** What you will do **
Each line of the data below containing "Help" needs to be listed.

________________________

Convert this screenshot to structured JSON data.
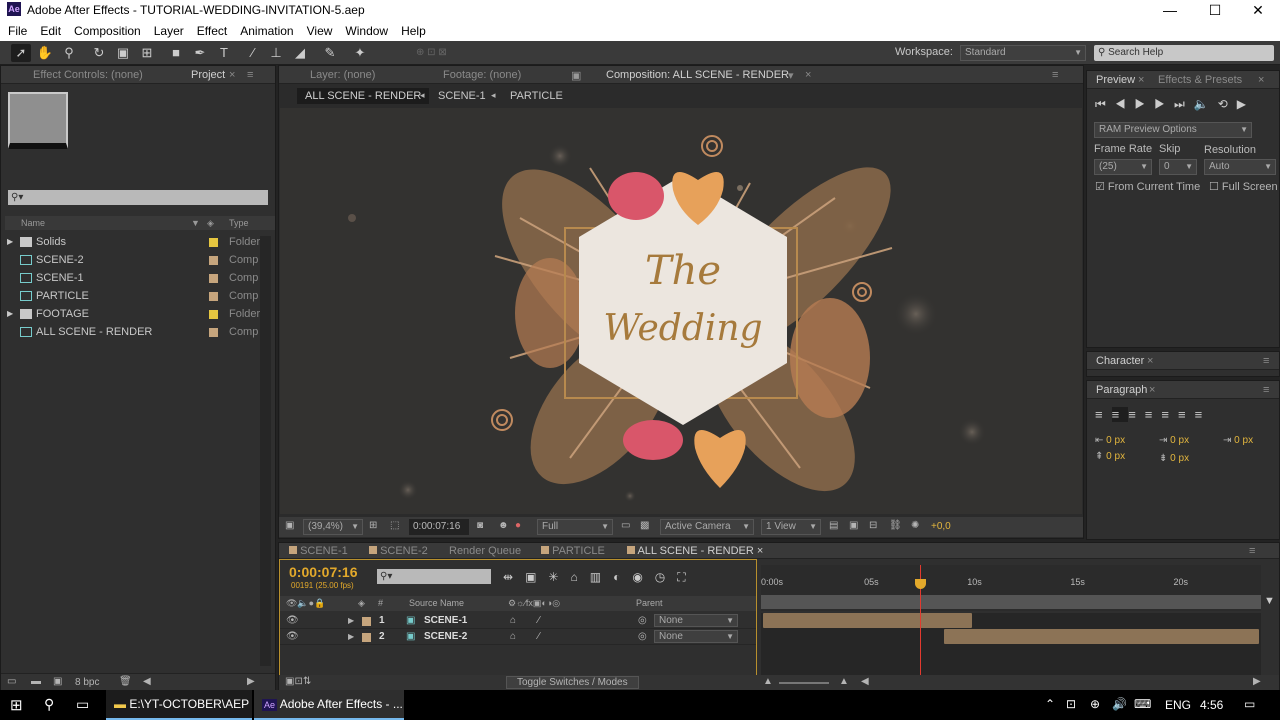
{
  "window": {
    "title": "Adobe After Effects - TUTORIAL-WEDDING-INVITATION-5.aep",
    "app_badge": "Ae",
    "min": "—",
    "max": "☐",
    "close": "✕"
  },
  "menu": [
    "File",
    "Edit",
    "Composition",
    "Layer",
    "Effect",
    "Animation",
    "View",
    "Window",
    "Help"
  ],
  "toolbar": {
    "workspace_label": "Workspace:",
    "workspace_value": "Standard",
    "search_placeholder": "Search Help"
  },
  "left_panel": {
    "tab_effect_controls": "Effect Controls: (none)",
    "tab_project": "Project",
    "col_name": "Name",
    "col_type": "Type",
    "bpc": "8 bpc",
    "items": [
      {
        "name": "Solids",
        "type": "Folder",
        "color": "#e5c640",
        "kind": "folder"
      },
      {
        "name": "SCENE-2",
        "type": "Comp",
        "color": "#c6a57d",
        "kind": "comp"
      },
      {
        "name": "SCENE-1",
        "type": "Comp",
        "color": "#c6a57d",
        "kind": "comp"
      },
      {
        "name": "PARTICLE",
        "type": "Comp",
        "color": "#c6a57d",
        "kind": "comp"
      },
      {
        "name": "FOOTAGE",
        "type": "Folder",
        "color": "#e5c640",
        "kind": "folder"
      },
      {
        "name": "ALL SCENE - RENDER",
        "type": "Comp",
        "color": "#c6a57d",
        "kind": "comp"
      }
    ]
  },
  "viewer": {
    "tab_layer": "Layer: (none)",
    "tab_footage": "Footage: (none)",
    "tab_comp": "Composition: ALL SCENE - RENDER",
    "breadcrumbs": [
      "ALL SCENE - RENDER",
      "SCENE-1",
      "PARTICLE"
    ],
    "text_line1": "The",
    "text_line2": "Wedding",
    "zoom": "(39,4%)",
    "timecode": "0:00:07:16",
    "resolution": "Full",
    "camera": "Active Camera",
    "views": "1 View",
    "exposure": "+0,0"
  },
  "right_panel": {
    "tab_preview": "Preview",
    "tab_effects": "Effects & Presets",
    "ram_preview": "RAM Preview Options",
    "frame_rate_label": "Frame Rate",
    "skip_label": "Skip",
    "resolution_label": "Resolution",
    "frame_rate": "(25)",
    "skip": "0",
    "resolution": "Auto",
    "from_current": "From Current Time",
    "full_screen": "Full Screen",
    "character": "Character",
    "paragraph": "Paragraph",
    "px": [
      "0 px",
      "0 px",
      "0 px",
      "0 px",
      "0 px"
    ]
  },
  "timeline": {
    "tabs": [
      "SCENE-1",
      "SCENE-2",
      "Render Queue",
      "PARTICLE",
      "ALL SCENE - RENDER"
    ],
    "current_time": "0:00:07:16",
    "frame_info": "00191 (25.00 fps)",
    "col_source": "Source Name",
    "col_parent": "Parent",
    "hash": "#",
    "ruler": [
      "0:00s",
      "05s",
      "10s",
      "15s",
      "20s"
    ],
    "playhead_seconds": 7.64,
    "duration_seconds": 24,
    "layers": [
      {
        "num": "1",
        "name": "SCENE-1",
        "parent": "None",
        "start": 0,
        "end": 10.2
      },
      {
        "num": "2",
        "name": "SCENE-2",
        "parent": "None",
        "start": 8.7,
        "end": 24
      }
    ],
    "toggle_label": "Toggle Switches / Modes"
  },
  "taskbar": {
    "explorer_label": "E:\\YT-OCTOBER\\AEP",
    "ae_label": "Adobe After Effects - ...",
    "lang": "ENG",
    "clock": "4:56"
  }
}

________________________

** Solution below **
    "Help"
    "search_placeholder": "Search Help"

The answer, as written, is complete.